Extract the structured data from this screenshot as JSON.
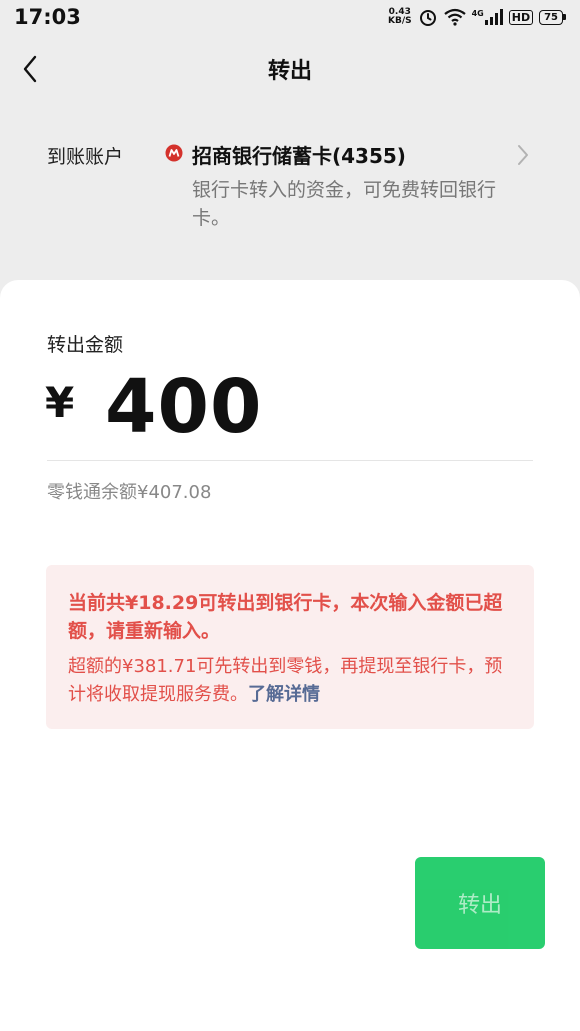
{
  "status_bar": {
    "time": "17:03",
    "net_speed_value": "0.43",
    "net_speed_unit": "KB/S",
    "network_type": "4G",
    "hd_label": "HD",
    "battery_level": "75"
  },
  "header": {
    "title": "转出",
    "back_icon": "chevron-left-icon"
  },
  "account": {
    "label": "到账账户",
    "bank_name": "招商银行储蓄卡(4355)",
    "description": "银行卡转入的资金，可免费转回银行卡。",
    "bank_logo_color": "#d4322c"
  },
  "amount": {
    "label": "转出金额",
    "currency": "¥",
    "value": "400",
    "balance": "零钱通余额¥407.08"
  },
  "error": {
    "main_message": "当前共¥18.29可转出到银行卡，本次输入金额已超额，请重新输入。",
    "detail_message": "超额的¥381.71可先转出到零钱，再提现至银行卡，预计将收取提现服务费。",
    "learn_more": "了解详情",
    "text_color": "#e2504a",
    "link_color": "#576b95",
    "background": "#fbeeee"
  },
  "actions": {
    "submit_label": "转出",
    "submit_color": "#1ecb67"
  }
}
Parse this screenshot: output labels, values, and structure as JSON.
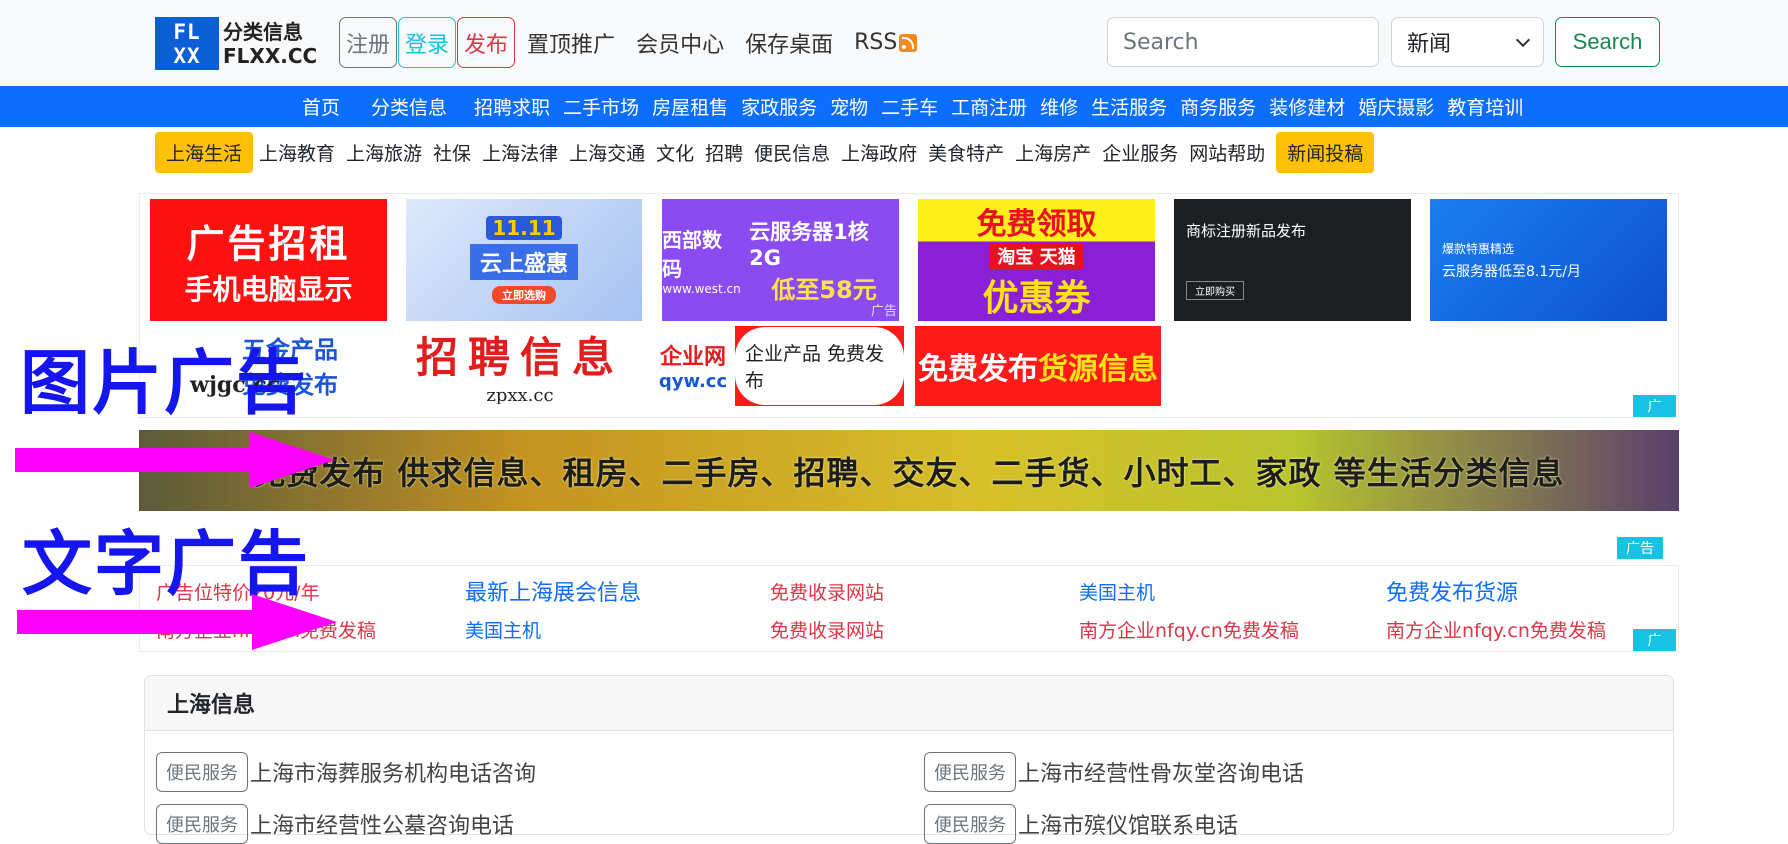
{
  "logo": {
    "mark_line1": "FL",
    "mark_line2": "XX",
    "cn": "分类信息",
    "en": "FLXX.CC"
  },
  "topnav": {
    "register": "注册",
    "login": "登录",
    "publish": "发布",
    "links": [
      "置顶推广",
      "会员中心",
      "保存桌面",
      "RSS"
    ]
  },
  "search": {
    "placeholder": "Search",
    "category": "新闻",
    "button": "Search"
  },
  "mainnav": [
    "首页",
    "分类信息",
    "招聘求职",
    "二手市场",
    "房屋租售",
    "家政服务",
    "宠物",
    "二手车",
    "工商注册",
    "维修",
    "生活服务",
    "商务服务",
    "装修建材",
    "婚庆摄影",
    "教育培训"
  ],
  "subnav": [
    "上海生活",
    "上海教育",
    "上海旅游",
    "社保",
    "上海法律",
    "上海交通",
    "文化",
    "招聘",
    "便民信息",
    "上海政府",
    "美食特产",
    "上海房产",
    "企业服务",
    "网站帮助",
    "新闻投稿"
  ],
  "image_ads": {
    "ad1": {
      "line1": "广告招租",
      "line2": "手机电脑显示"
    },
    "ad2": {
      "line1": "11.11",
      "line2": "云上盛惠",
      "line3": "立即选购"
    },
    "ad3": {
      "brand": "西部数码",
      "url": "www.west.cn",
      "line1": "云服务器1核2G",
      "line2": "低至58元",
      "tag": "广告"
    },
    "ad4": {
      "line1": "免费领取",
      "line2": "淘宝 天猫",
      "line3": "优惠券"
    },
    "ad5": {
      "line1": "商标注册新品发布",
      "line2": "立即购买"
    },
    "ad6": {
      "line1": "爆款特惠精选",
      "line2": "云服务器低至8.1元/月"
    },
    "ad7": {
      "line1": "五金产品",
      "line2": "免费发布",
      "url": "wjgc.cc"
    },
    "ad8": {
      "line1": "招聘信息",
      "url": "zpxx.cc"
    },
    "ad9": {
      "line1": "企业网",
      "url": "qyw.cc"
    },
    "ad10": {
      "line1": "企业产品 免费发布"
    },
    "ad11": {
      "line1": "免费发布",
      "line2": "货源信息"
    },
    "tag": "广"
  },
  "banner": {
    "text": "免费发布 供求信息、租房、二手房、招聘、交友、二手货、小时工、家政 等生活分类信息"
  },
  "text_ads": {
    "tag_top": "广告",
    "tag_bottom": "广",
    "row1": [
      "广告位特价20元/年",
      "最新上海展会信息",
      "免费收录网站",
      "美国主机",
      "免费发布货源"
    ],
    "row2": [
      "南方企业nfqy.cn免费发稿",
      "美国主机",
      "免费收录网站",
      "南方企业nfqy.cn免费发稿",
      "南方企业nfqy.cn免费发稿"
    ]
  },
  "overlays": {
    "image_label": "图片广告",
    "text_label": "文字广告"
  },
  "info": {
    "title": "上海信息",
    "items": [
      {
        "badge": "便民服务",
        "text": "上海市海葬服务机构电话咨询"
      },
      {
        "badge": "便民服务",
        "text": "上海市经营性骨灰堂咨询电话"
      },
      {
        "badge": "便民服务",
        "text": "上海市经营性公墓咨询电话"
      },
      {
        "badge": "便民服务",
        "text": "上海市殡仪馆联系电话"
      }
    ]
  },
  "colors": {
    "primary": "#0d6efd",
    "warning": "#ffc107",
    "danger": "#dc3545",
    "info": "#17c2e3",
    "success": "#198754",
    "overlay": "#1515ee",
    "arrow": "#ff00ff"
  }
}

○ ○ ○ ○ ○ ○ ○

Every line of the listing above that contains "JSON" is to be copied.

Extract the structured data from this screenshot as JSON.
Parse this screenshot: output labels, values, and structure as JSON.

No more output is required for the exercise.